But the major failing of Gaston Zvi Ickowicz’s 'The City of Rawabi' is in its erotic aspect.
Galia Yahav is an artist.
A video about an inscrutable monkey on desolation row at the Israel Museum in Jerusalem is definitely worth a look.
Fahed Halabi’s rage has given way to a reflective posture in his new exhibition. Here, the artist focuses on the act of painting itself, ostensibly with no political dimension.
'From her wooden sleep...,' was first mounted at the London-based Institute of Contemporary Arts (ICA) in 2015 and is now 'expanded in a site-specific installation' for Tel Aviv.
The exhibit at the Israel Museum ranges from kibbutz-related works to pervasive Christian iconography, offering a striking chance to chart the development of this seminal Israeli artist.
The president of the art school was so fearful of legal problems that she performed a series of indecent acts. Instead, she should have supported the student who painted a problematic picture.
The creators of the ‘Minaret of Defense’ are not the first artists whose good intentions get buried in colonialist rhetoric.
It used to be a tool for cultural subversion, but irony is now the weapon of the satiated. That’s the main problem with ‘Architecture and Morality,’ the new exhibition by Icelandic artist Ragnar Kjartansson.
In this exhibition of rare intensity and power, the curators tackle the chauvinistic, controversial image of artist Uri Lifshitz five years after his death.
This Herzliya exhibition desanctifies the ‘wedding ceremony’ and sours its saccharine harmony, while raising issues of status, possession and ownership.
Unfathomable seriousness pervades Ben Hagari's video work.
More than 100 works by Palestinian artists are on view in this exhibition, making a statement of presence that is both the strength of the show and its weakness.
The reopened Beit Hankin Museum’s debut exhibition, Tomer Sapir’s ‘Ministry of Information,’ is a chaotic assemblage of the venerable institution’s Land of Israel artifacts.
There are some interesting works in 'A Russian Tale,' but the excuse for showing them together is not clear, and many artists are conspicuous by their absence.
Combining beauty and horror, a work by the noted Chinese video artist takes contemporary urban life to extremes.
Pavel Wolberg's new exhibition is a homage to the artist’s mother, lending the show a touching, heartfelt dimension.
A sense of Yad Vashem-like reverence hovers over this exhibition, whose theme is books. Indeed, the installations are impressive, but the bombast accords the show a fetishistic dimension.
A collection of photos depicting Israel’s early years, stolen by a child in 1966, is the basis of an exhibition at Haifa’s Arab-Jewish cultural center. Who was that child, who (if anyone) owns the pictures and what’s the underlying narrative here?
This exhibition, a smart double homage to a 19th-century symbolist painter, presents a museum collection as spirits of the dead that are brought to life by the show.

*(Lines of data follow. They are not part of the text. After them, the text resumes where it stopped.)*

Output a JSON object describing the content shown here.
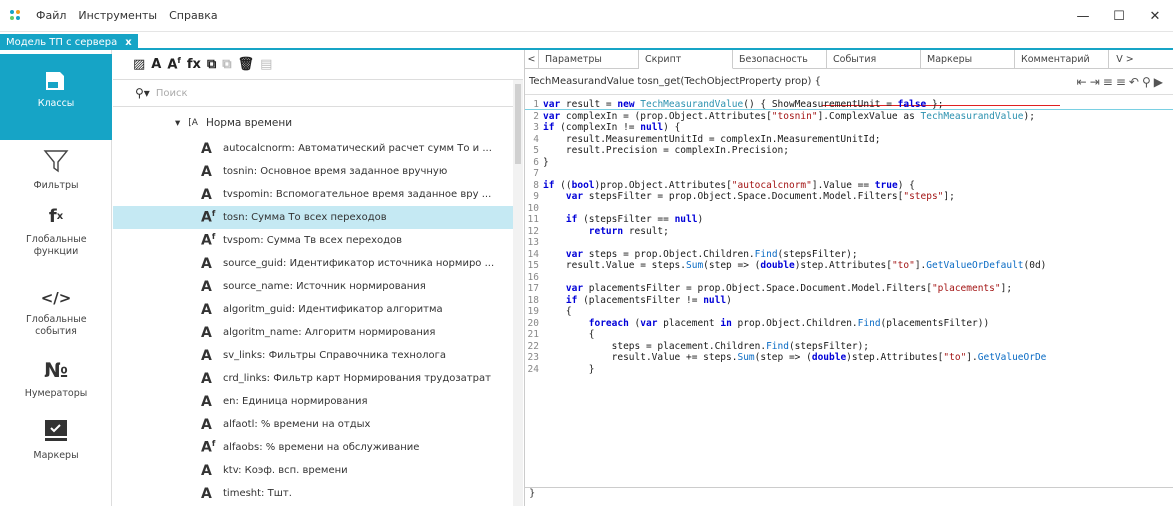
{
  "menubar": {
    "items": [
      "Файл",
      "Инструменты",
      "Справка"
    ]
  },
  "window_controls": {
    "minimize": "—",
    "maximize": "☐",
    "close": "✕"
  },
  "doc_tab": {
    "label": "Модель ТП с сервера",
    "close": "x"
  },
  "nav": [
    {
      "label": "Классы",
      "icon": "classes-icon"
    },
    {
      "label": "Фильтры",
      "icon": "filter-icon"
    },
    {
      "label": "Глобальные функции",
      "icon": "function-icon"
    },
    {
      "label": "Глобальные события",
      "icon": "code-icon"
    },
    {
      "label": "Нумераторы",
      "icon": "number-icon"
    },
    {
      "label": "Маркеры",
      "icon": "markers-icon"
    }
  ],
  "search": {
    "placeholder": "Поиск"
  },
  "tree": {
    "root": "Норма времени",
    "items": [
      {
        "icon": "A",
        "label": "autocalcnorm: Автоматический расчет сумм То и ...",
        "more": true
      },
      {
        "icon": "A",
        "label": "tosnin: Основное время заданное вручную"
      },
      {
        "icon": "A",
        "label": "tvspomin: Вспомогательное время заданное вру ...",
        "more": true
      },
      {
        "icon": "Af",
        "label": "tosn: Сумма То всех переходов",
        "selected": true
      },
      {
        "icon": "Af",
        "label": "tvspom: Сумма Тв всех переходов"
      },
      {
        "icon": "A",
        "label": "source_guid: Идентификатор источника нормиро ...",
        "more": true
      },
      {
        "icon": "A",
        "label": "source_name: Источник нормирования"
      },
      {
        "icon": "A",
        "label": "algoritm_guid: Идентификатор алгоритма"
      },
      {
        "icon": "A",
        "label": "algoritm_name: Алгоритм нормирования"
      },
      {
        "icon": "A",
        "label": "sv_links: Фильтры Справочника технолога"
      },
      {
        "icon": "A",
        "label": "crd_links: Фильтр карт Нормирования трудозатрат"
      },
      {
        "icon": "A",
        "label": "en: Единица нормирования"
      },
      {
        "icon": "A",
        "label": "alfaotl: % времени на отдых"
      },
      {
        "icon": "Af",
        "label": "alfaobs: % времени на обслуживание"
      },
      {
        "icon": "A",
        "label": "ktv: Коэф. всп. времени"
      },
      {
        "icon": "A",
        "label": "timesht: Тшт."
      },
      {
        "icon": "A",
        "label": "timepz: Тпз."
      }
    ]
  },
  "right_tabs": [
    "Параметры",
    "Скрипт",
    "Безопасность",
    "События",
    "Маркеры",
    "Комментарий"
  ],
  "signature": "TechMeasurandValue tosn_get(TechObjectProperty prop) {",
  "code": [
    {
      "n": "1",
      "t": "var result = new TechMeasurandValue() { ShowMeasurementUnit = false };"
    },
    {
      "n": "2",
      "t": "var complexIn = (prop.Object.Attributes[\"tosnin\"].ComplexValue as TechMeasurandValue);"
    },
    {
      "n": "3",
      "t": "if (complexIn != null) {"
    },
    {
      "n": "4",
      "t": "    result.MeasurementUnitId = complexIn.MeasurementUnitId;"
    },
    {
      "n": "5",
      "t": "    result.Precision = complexIn.Precision;"
    },
    {
      "n": "6",
      "t": "}"
    },
    {
      "n": "7",
      "t": ""
    },
    {
      "n": "8",
      "t": "if ((bool)prop.Object.Attributes[\"autocalcnorm\"].Value == true) {"
    },
    {
      "n": "9",
      "t": "    var stepsFilter = prop.Object.Space.Document.Model.Filters[\"steps\"];"
    },
    {
      "n": "10",
      "t": ""
    },
    {
      "n": "11",
      "t": "    if (stepsFilter == null)"
    },
    {
      "n": "12",
      "t": "        return result;"
    },
    {
      "n": "13",
      "t": ""
    },
    {
      "n": "14",
      "t": "    var steps = prop.Object.Children.Find(stepsFilter);"
    },
    {
      "n": "15",
      "t": "    result.Value = steps.Sum(step => (double)step.Attributes[\"to\"].GetValueOrDefault(0d)"
    },
    {
      "n": "16",
      "t": ""
    },
    {
      "n": "17",
      "t": "    var placementsFilter = prop.Object.Space.Document.Model.Filters[\"placements\"];"
    },
    {
      "n": "18",
      "t": "    if (placementsFilter != null)"
    },
    {
      "n": "19",
      "t": "    {"
    },
    {
      "n": "20",
      "t": "        foreach (var placement in prop.Object.Children.Find(placementsFilter))"
    },
    {
      "n": "21",
      "t": "        {"
    },
    {
      "n": "22",
      "t": "            steps = placement.Children.Find(stepsFilter);"
    },
    {
      "n": "23",
      "t": "            result.Value += steps.Sum(step => (double)step.Attributes[\"to\"].GetValueOrDe"
    },
    {
      "n": "24",
      "t": "        }"
    }
  ],
  "bottom": "}"
}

In this solo exhibition, which consists of audio machines and sound mechanisms, the artist tries to focus our attention on the way sounds are produced and received. But that’s also where the exhibition falters.
This fine exhibition offers an elegant experience of fraught sadness, a searing situation report about all-embracing loneliness.
Boyan include his take on familiar historical heroes like Napoleon, the Count of Monte Cristo and Don Quixote. A closer look shows the artist’s critical view of heroism and art.
In an exhibition that seeks to transform Freudian concepts into art, we see that the curator’s decision to become a therapist is itself a symptom.
A group exhibition of aerial shots underlines the fact that when we look up, the skies look back with a cold mechanized gaze.
With a light touch, Jerusalem gallery Hacubia presents a densely packed bazaar of works whose sheer diversity is a meditation on contemporary painting in Israel.
The flagrantly unrefined style in Alma Itzhaky’s exhibition at the Tel Aviv Museum is poles apart from the refined self-satisfaction of most Israeli art today.
Why does 'Eternal Sukkah,' a work now on show at the Israel Museum featuring a rebuilt Bedouin shack, reek of exploitation?
The presence of Picasso – evocation of ancient cultures and Cubist splicing – hovers over this exhibition, in which the artist enlarges objects in order to examine their magical power.
Landau's new solo show, a video and a set of reliefs, evokes boredom and embarrassment, raising many questions about the messages she is trying to convey.
A new group exhibition titled 'The Crystal Palace & The Temple of Doom' shows a sincere effort, but sinks in a sea ofconcepts. Mainly, it lacks a defined theme.